■ Work to be completed: Write out the data exactly, every line included.
Data listing below:
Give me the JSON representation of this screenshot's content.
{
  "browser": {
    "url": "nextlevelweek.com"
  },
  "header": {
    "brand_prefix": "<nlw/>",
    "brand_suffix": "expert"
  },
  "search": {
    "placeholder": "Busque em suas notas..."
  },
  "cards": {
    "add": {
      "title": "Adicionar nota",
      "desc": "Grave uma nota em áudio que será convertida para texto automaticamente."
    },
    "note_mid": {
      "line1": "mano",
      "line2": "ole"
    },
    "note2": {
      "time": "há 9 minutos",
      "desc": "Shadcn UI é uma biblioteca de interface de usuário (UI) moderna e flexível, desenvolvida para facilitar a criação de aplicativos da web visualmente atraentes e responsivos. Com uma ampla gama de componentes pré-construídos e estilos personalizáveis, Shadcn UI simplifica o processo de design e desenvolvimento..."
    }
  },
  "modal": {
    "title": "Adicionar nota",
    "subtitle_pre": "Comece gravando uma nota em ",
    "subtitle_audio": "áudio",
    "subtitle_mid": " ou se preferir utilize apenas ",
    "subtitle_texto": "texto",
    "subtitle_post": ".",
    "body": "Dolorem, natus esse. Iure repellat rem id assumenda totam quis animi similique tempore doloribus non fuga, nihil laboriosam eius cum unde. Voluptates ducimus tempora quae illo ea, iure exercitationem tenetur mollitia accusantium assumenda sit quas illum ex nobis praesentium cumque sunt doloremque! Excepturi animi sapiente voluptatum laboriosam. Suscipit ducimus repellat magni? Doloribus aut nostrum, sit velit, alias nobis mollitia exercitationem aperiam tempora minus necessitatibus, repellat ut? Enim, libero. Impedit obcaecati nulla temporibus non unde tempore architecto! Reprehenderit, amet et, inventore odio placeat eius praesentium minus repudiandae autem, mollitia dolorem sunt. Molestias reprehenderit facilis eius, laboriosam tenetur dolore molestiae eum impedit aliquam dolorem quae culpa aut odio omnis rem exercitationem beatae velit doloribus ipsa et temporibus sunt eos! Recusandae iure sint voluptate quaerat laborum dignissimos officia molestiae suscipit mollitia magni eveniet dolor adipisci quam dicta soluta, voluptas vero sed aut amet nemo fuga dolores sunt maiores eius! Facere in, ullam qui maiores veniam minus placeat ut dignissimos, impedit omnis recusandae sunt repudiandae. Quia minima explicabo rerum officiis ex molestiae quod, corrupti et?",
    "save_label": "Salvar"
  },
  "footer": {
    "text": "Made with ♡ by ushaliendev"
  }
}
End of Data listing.
■ Response box:
Give me the JSON representation of this screenshot's content.
{
  "browser": {
    "url": "nextlevelweek.com"
  },
  "header": {
    "brand_prefix": "<nlw/>",
    "brand_suffix": "expert"
  },
  "search": {
    "placeholder": "Busque em suas notas..."
  },
  "cards": {
    "add": {
      "title": "Adicionar nota",
      "desc": "Grave uma nota em áudio que será convertida para texto automaticamente."
    },
    "note_mid": {
      "line1": "mano",
      "line2": "ole"
    },
    "note2": {
      "time": "há 9 minutos",
      "desc": "Shadcn UI é uma biblioteca de interface de usuário (UI) moderna e flexível, desenvolvida para facilitar a criação de aplicativos da web visualmente atraentes e responsivos. Com uma ampla gama de componentes pré-construídos e estilos personalizáveis, Shadcn UI simplifica o processo de design e desenvolvimento..."
    }
  },
  "modal": {
    "title": "Adicionar nota",
    "subtitle_pre": "Comece gravando uma nota em ",
    "subtitle_audio": "áudio",
    "subtitle_mid": " ou se preferir utilize apenas ",
    "subtitle_texto": "texto",
    "subtitle_post": ".",
    "body": "Dolorem, natus esse. Iure repellat rem id assumenda totam quis animi similique tempore doloribus non fuga, nihil laboriosam eius cum unde. Voluptates ducimus tempora quae illo ea, iure exercitationem tenetur mollitia accusantium assumenda sit quas illum ex nobis praesentium cumque sunt doloremque! Excepturi animi sapiente voluptatum laboriosam. Suscipit ducimus repellat magni? Doloribus aut nostrum, sit velit, alias nobis mollitia exercitationem aperiam tempora minus necessitatibus, repellat ut? Enim, libero. Impedit obcaecati nulla temporibus non unde tempore architecto! Reprehenderit, amet et, inventore odio placeat eius praesentium minus repudiandae autem, mollitia dolorem sunt. Molestias reprehenderit facilis eius, laboriosam tenetur dolore molestiae eum impedit aliquam dolorem quae culpa aut odio omnis rem exercitationem beatae velit doloribus ipsa et temporibus sunt eos! Recusandae iure sint voluptate quaerat laborum dignissimos officia molestiae suscipit mollitia magni eveniet dolor adipisci quam dicta soluta, voluptas vero sed aut amet nemo fuga dolores sunt maiores eius! Facere in, ullam qui maiores veniam minus placeat ut dignissimos, impedit omnis recusandae sunt repudiandae. Quia minima explicabo rerum officiis ex molestiae quod, corrupti et?",
    "save_label": "Salvar"
  },
  "footer": {
    "text": "Made with ♡ by ushaliendev"
  }
}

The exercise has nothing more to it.